*Problem*: Scan the entries for the word "filter". Every line that has it should be copied.

*Input records*:
★ ★ ★ ★ ★

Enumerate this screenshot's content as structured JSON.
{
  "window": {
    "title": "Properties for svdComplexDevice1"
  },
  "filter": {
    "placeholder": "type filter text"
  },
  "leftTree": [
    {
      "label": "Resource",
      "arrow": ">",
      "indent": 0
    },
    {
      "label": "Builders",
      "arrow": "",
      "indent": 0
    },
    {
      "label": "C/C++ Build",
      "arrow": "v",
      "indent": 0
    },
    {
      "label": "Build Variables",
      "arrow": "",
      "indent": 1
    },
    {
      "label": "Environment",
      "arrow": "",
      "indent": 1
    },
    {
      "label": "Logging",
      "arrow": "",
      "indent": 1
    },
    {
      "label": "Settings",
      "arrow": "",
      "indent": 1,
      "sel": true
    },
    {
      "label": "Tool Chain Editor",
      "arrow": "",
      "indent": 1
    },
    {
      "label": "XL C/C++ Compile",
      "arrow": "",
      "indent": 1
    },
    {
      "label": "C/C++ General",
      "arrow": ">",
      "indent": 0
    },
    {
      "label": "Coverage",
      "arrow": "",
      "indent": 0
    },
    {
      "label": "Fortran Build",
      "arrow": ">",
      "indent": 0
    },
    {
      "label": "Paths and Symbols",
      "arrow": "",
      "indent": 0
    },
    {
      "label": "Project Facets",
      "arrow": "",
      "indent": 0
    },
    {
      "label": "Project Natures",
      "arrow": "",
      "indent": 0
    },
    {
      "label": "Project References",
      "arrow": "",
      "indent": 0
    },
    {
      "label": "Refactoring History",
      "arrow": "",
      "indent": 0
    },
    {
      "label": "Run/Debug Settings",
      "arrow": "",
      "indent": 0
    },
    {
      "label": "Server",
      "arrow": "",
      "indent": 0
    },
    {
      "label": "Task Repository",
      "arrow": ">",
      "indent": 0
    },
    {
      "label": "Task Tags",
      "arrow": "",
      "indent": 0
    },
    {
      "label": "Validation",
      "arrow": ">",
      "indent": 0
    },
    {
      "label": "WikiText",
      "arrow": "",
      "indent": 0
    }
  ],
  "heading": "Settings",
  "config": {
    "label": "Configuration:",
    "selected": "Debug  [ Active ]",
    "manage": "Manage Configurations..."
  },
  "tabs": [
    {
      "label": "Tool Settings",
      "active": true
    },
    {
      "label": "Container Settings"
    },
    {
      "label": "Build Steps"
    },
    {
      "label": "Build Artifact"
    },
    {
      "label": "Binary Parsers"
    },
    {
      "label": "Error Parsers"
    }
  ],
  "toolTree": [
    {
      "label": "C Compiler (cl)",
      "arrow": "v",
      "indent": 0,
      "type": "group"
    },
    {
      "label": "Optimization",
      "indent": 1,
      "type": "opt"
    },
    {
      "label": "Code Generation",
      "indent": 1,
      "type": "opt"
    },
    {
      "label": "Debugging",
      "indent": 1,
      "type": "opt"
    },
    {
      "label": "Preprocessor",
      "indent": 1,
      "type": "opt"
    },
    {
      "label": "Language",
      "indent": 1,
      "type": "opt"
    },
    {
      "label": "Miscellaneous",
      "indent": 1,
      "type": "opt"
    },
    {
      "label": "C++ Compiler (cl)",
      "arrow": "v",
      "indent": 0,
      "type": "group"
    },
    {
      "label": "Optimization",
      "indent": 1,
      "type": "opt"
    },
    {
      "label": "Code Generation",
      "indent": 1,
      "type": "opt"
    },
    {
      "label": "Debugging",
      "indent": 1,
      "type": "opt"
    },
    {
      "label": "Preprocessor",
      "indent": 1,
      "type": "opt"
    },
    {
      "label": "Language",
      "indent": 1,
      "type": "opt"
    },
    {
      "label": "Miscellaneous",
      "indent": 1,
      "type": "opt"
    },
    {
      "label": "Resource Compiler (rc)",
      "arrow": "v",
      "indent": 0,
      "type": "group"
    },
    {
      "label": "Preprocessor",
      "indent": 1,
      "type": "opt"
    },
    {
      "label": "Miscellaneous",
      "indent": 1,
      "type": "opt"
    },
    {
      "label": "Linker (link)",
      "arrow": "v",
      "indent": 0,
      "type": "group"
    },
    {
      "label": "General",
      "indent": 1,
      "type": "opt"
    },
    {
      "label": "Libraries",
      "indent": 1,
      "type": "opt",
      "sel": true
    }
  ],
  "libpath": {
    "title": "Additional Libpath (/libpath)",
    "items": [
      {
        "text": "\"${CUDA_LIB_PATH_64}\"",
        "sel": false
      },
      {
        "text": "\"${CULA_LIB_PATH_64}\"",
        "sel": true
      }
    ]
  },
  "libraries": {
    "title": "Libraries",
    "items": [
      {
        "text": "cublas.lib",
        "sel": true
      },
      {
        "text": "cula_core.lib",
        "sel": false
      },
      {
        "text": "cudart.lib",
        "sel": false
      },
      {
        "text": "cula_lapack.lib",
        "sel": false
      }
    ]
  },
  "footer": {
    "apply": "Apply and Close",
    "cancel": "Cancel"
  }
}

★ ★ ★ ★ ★

*Exercise output*:
  "filter": {
    "placeholder": "type filter text"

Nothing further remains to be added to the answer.